Behaviour This species is strongly migratory, with different populations travelling on narrow or broad fronts depending on the location of their breeding and wintering grounds (del Hoyo et al. 1996). The species breeds between June and July (Hayman et al. 1986) after which it departs the breeding grounds from late-August or early-September (del Hoyo et al. 1996). It may forage singly or in flocks of one hundred or more individiuals, occurring in small groups of 3-7 individuals at stopover sites on the northward passage but in large flocks on the southward passage (del Hoyo et al. 1996). Habitat Breeding It breeds on inland Arctic habitats including shrub tundra, montane tundra and stony well-drained uplands with mosses and lichens (del Hoyo et al. 1996). Non-breeding The species occurs on the shores of lakes and rivers when on passage in the U.S.S.R. (Hayman et al. 1986), but outside of the breeding season in generally occupies coastal areas, foraging in coastal fields and prairies with short grass, ploughed fields (del Hoyo et al. 1996), coastal freshwater pools (Hayman et al. 1986), saltmarshes, beaches, open mud and sandflats (del Hoyo et al. 1996) and reefs (Hayman et al. 1986). It roosts on the same habitats used for foraging, as well as on exposed sandy beaches and exposed rocks (del Hoyo et al. 1996). Diet Its diet consists predominantly of insects, molluscs, worms, crustaceans and spiders, although berries are also important during the breeding season on the Arctic tundra (del Hoyo et al. 1996). Breeding site The nest is a shallow scrape positioned on a dry site amongst hummocks, lichen, Dryas spp. or moss (del Hoyo et al. 1996). The species shows a high degree of nest-site fidelity and will return to the same nest cup or to within 100 m of nest-site of previous year (del Hoyo et al. 1996).


Brazil, M. 2009. Birds of East Asia: eastern China, Taiwan, Korea, Japan, eastern Russia.

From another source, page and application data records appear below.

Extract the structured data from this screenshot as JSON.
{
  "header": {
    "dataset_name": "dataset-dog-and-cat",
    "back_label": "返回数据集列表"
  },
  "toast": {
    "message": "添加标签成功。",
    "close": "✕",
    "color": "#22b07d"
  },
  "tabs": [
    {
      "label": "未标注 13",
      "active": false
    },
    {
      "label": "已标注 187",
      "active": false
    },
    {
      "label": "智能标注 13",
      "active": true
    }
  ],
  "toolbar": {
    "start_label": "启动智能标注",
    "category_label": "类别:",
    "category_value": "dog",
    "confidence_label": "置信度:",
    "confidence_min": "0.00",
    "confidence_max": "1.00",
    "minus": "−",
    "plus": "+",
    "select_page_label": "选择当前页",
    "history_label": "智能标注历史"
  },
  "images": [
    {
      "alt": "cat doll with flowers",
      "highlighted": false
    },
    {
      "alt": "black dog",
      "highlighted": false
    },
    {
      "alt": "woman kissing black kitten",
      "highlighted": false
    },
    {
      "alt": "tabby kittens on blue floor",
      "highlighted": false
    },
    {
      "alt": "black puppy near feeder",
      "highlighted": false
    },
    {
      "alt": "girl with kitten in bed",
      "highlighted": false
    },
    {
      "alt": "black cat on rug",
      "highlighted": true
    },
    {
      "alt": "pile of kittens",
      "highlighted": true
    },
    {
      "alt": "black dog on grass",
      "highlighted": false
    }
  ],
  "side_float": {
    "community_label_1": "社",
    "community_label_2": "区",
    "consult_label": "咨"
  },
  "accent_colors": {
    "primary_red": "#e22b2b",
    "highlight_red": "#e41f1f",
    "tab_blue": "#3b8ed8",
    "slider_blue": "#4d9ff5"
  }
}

Christopher Helm, London.

del Hoyo, J.; Elliott, A.; Sargatal, J. 1996. Handbook of the Birds of the World, vol. 3: Hoatzin to Auks. Lynx Edicions, Barcelona, Spain.

Delany, S.; Scott, D. 2006. Waterbird population estimates. Wetlands International, Wageningen, The Netherlands.

Hayman, P.; Marchant, J.; Prater, A. J. 1986. Shorebirds. Croom Helm, London.

Further web sources of information
Explore HBW Alive for further information on this species

Search for photos and videos, and hear sounds of this species from the Internet Bird Collection

Text account compilers
Ekstrom, J., Butchart, S., Malpas, L.

IUCN Red List evaluators
Butchart, S., Symes, A.

Recommended citation
BirdLife International (2016) Species factsheet: Pluvialis fulva. Downloaded from on 25/10/2016. Recommended citation for factsheets for more than one species: BirdLife International (2016) IUCN Red List for birds. Downloaded from on 25/10/2016.

This information is based upon, and updates, the information published in BirdLife International (2000) Threatened birds of the world. Barcelona and Cambridge, UK: Lynx Edicions and BirdLife International, BirdLife International (2004) Threatened birds of the world 2004 CD-ROM and BirdLife International (2008) Threatened birds of the world 2008 CD-ROM. These sources provide the information for species accounts for the birds on the IUCN Red List.

To provide new information to update this factsheet or to correct any errors, please email BirdLife

To contribute to discussions on the evaluation of the IUCN Red List status of Globally Threatened Birds, please visit BirdLife's Globally Threatened Bird Forums.

Additional resources for this species

ARKive species - Pacific golden plover (Pluvialis fulva) 0

Key facts
Current IUCN Red List category Least Concern
Family Charadriidae (Plovers)
Species name author (Gmelin, 1789)
Population size mature individuals
Population trend Decreasing
Distribution size (breeding/resident) 1,730,000 km2
Country endemic? No
Links to further information
- Additional Information on this species
- Projected distributions under climate change